SYDNEY • Australia's scandal-hit former deputy prime minister was widely criticised yesterday for agreeing to a paid tell-all television interview about an extramarital affair, threatening further disharmony in Prime Minister Malcolm Turnbull's government.
The move is unusual for an elected official - Mr Barnaby Joyce is a backbencher in the Liberal-National coalition government - and prompted calls from his own party for a ban on payments for media appearances by serving politicians.
The payment, which media said was A$150,000 (S$152,000), provoked critical comment on social media and again raised the hackles of Mr Turnbull, who this year lambasted Mr Joyce's "shocking error of judgment" over the affair with his media adviser.
"It has been very widely criticised," Mr Turnbull told Tasmanian radio station LAFM, speaking of the interview payment.
"It is certainly not a course of action I would have encouraged him to take, I will put it that way."
Mr Joyce, perhaps best known for threatening to kill film star Johnny Depp's dogs over a quarantine violation, asked the media to respect his privacy when his affair with Vicki Campion was made public.
He resigned as leader of the Nationals, the junior coalition partner, in February after weeks of pressure. Mr Joyce and Ms Campion now live together and recently had a child, a son whom Mr Joyce said would be the beneficiary of the interview payment.
Mr Joyce added that Ms Campion, as a private citizen, had a right to make money from an already intrusive situation. "In the last fortnight we've had drones over our house, we've had paparazzi waiting for us," Mr Joyce told reporters in Canberra. "We tried just burning this out and that didn't work."
As Mr Joyce continues to enjoy influence within the conservative wing of the coalition government, political analysts said Mr Turnbull can ill afford any split, with a federal election less than a year away.

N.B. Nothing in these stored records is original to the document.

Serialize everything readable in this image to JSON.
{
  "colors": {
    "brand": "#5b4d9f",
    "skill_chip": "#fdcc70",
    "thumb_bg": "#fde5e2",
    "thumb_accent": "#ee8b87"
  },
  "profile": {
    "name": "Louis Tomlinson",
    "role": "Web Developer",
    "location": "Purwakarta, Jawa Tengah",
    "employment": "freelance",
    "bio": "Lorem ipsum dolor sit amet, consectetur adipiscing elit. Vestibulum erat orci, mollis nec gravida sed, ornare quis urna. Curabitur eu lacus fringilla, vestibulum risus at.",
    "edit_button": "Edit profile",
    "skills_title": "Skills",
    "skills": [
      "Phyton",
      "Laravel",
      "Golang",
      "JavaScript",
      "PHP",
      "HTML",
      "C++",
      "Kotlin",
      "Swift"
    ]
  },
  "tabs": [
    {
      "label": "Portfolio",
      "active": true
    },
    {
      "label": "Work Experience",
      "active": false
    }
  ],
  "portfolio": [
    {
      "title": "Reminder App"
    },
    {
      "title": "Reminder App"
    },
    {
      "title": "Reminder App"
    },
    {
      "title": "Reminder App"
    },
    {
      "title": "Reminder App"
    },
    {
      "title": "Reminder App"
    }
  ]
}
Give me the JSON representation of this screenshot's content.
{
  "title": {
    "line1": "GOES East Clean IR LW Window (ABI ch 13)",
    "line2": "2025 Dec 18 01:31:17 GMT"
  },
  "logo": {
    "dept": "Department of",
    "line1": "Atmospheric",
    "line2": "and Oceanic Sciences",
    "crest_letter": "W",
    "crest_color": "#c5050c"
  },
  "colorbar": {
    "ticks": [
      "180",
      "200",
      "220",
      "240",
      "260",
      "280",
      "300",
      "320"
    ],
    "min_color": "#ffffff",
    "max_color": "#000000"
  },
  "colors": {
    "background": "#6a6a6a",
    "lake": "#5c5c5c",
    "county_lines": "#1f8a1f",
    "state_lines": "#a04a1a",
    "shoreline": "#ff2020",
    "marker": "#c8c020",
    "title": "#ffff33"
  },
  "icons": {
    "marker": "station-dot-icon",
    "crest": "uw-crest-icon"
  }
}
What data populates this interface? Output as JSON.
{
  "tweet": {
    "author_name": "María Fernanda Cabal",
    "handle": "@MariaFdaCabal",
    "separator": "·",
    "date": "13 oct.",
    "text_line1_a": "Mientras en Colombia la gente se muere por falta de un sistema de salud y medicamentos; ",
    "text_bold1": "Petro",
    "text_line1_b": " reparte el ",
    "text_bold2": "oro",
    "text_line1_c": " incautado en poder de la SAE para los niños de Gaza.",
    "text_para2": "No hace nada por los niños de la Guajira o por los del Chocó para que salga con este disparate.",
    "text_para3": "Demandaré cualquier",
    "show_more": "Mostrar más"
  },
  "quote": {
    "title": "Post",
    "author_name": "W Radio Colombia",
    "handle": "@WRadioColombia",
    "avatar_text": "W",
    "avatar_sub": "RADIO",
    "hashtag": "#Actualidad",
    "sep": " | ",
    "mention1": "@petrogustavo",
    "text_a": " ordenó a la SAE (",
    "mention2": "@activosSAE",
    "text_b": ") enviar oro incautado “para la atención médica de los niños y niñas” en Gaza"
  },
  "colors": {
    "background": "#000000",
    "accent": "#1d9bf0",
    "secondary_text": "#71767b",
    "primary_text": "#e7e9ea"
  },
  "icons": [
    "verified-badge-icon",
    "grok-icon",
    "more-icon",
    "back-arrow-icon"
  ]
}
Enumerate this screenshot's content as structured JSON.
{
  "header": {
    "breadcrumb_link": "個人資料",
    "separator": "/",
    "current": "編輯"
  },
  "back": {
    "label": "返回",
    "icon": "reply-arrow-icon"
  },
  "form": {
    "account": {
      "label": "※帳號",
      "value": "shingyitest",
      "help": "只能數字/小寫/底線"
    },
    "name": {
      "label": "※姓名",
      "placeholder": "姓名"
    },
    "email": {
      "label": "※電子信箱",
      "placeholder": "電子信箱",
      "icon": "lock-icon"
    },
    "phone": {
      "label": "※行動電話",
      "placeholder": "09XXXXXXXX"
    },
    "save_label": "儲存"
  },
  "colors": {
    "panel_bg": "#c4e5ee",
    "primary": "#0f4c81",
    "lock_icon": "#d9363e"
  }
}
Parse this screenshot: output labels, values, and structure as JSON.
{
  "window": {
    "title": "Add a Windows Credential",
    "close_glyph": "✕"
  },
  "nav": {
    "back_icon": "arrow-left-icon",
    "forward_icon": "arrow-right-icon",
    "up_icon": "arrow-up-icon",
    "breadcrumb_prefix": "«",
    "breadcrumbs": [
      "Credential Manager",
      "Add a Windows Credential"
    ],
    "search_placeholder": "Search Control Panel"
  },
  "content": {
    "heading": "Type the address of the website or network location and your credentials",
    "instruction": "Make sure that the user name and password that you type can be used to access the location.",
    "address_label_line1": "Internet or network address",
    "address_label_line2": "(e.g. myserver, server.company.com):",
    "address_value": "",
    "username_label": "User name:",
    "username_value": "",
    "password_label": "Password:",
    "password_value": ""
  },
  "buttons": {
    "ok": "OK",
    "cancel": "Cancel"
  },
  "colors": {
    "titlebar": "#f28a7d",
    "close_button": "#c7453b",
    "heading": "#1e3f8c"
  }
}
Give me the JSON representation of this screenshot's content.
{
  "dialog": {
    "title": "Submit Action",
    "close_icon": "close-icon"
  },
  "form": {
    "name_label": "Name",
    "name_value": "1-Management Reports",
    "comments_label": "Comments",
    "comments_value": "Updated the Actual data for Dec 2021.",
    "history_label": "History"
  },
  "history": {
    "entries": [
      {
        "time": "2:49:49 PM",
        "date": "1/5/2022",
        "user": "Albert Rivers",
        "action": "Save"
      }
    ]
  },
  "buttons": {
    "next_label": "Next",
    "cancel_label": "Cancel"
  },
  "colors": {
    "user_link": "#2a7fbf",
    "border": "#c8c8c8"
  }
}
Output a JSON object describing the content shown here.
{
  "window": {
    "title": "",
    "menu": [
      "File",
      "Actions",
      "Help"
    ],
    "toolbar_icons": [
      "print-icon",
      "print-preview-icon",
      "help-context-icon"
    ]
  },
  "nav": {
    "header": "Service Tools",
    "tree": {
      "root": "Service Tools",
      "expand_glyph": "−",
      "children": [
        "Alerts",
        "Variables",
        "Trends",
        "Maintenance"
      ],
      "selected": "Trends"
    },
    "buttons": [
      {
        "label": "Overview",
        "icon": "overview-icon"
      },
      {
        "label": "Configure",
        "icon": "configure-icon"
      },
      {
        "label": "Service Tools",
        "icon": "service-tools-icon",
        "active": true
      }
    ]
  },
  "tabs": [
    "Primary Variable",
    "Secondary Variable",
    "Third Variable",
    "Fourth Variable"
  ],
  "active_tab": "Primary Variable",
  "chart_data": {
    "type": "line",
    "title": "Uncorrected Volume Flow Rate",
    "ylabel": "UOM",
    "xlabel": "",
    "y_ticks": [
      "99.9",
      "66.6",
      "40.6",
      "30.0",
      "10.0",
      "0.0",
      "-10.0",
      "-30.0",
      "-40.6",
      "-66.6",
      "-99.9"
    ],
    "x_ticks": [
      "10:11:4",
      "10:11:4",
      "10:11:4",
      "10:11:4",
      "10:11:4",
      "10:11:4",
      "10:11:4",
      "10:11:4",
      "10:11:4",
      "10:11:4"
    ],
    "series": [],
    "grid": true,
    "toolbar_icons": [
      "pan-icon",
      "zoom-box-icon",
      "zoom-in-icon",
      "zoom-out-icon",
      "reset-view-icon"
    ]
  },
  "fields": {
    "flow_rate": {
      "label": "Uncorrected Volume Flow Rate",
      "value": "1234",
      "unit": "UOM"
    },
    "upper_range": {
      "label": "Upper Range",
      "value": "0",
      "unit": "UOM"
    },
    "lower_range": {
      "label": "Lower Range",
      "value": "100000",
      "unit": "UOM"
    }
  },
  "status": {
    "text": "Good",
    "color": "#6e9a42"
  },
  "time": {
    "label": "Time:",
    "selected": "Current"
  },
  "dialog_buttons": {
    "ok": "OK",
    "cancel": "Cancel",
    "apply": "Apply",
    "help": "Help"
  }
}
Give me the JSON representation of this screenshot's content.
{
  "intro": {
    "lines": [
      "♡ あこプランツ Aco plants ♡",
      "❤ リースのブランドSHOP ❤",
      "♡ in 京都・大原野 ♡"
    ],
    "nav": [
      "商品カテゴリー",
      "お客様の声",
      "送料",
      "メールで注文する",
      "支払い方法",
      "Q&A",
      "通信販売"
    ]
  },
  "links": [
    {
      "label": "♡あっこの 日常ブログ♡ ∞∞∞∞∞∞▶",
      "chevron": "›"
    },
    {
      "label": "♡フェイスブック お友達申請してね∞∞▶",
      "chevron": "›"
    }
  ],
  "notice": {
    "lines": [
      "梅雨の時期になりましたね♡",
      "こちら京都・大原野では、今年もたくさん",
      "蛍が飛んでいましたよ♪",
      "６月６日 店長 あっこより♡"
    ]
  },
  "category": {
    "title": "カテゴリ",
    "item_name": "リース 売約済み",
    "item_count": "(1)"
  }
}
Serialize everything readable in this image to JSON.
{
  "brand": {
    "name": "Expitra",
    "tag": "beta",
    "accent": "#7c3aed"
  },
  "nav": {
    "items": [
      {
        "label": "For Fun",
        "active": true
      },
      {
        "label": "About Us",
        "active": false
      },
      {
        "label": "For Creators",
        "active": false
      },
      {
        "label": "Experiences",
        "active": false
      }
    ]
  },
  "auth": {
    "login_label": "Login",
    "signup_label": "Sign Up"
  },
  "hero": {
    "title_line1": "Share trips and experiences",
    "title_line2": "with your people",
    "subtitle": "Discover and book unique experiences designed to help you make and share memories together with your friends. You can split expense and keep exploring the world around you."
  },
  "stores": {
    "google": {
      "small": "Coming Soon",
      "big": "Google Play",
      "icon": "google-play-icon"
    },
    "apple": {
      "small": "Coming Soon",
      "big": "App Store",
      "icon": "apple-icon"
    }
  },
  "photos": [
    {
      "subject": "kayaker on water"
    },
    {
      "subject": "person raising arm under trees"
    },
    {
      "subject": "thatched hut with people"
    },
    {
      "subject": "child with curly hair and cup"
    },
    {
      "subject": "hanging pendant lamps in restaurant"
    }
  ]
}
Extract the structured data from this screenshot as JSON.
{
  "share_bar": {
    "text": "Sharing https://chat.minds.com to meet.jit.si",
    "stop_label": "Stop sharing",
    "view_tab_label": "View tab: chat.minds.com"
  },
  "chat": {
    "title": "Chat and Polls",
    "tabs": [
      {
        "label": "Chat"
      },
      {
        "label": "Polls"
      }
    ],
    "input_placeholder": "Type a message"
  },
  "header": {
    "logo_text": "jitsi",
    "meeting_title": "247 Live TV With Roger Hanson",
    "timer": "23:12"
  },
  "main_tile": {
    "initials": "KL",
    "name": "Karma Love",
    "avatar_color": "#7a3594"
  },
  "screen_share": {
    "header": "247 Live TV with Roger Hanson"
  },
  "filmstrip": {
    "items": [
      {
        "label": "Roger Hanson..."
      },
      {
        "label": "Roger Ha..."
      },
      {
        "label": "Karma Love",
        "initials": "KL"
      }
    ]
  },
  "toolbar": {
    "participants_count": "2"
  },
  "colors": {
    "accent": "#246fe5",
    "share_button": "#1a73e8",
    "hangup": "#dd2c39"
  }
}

"The government cannot be seen to fighting publicly," said Associate Professor Haydon Manning of Flinders University in South Australia. "Disunity is death, as they say in Australian politics."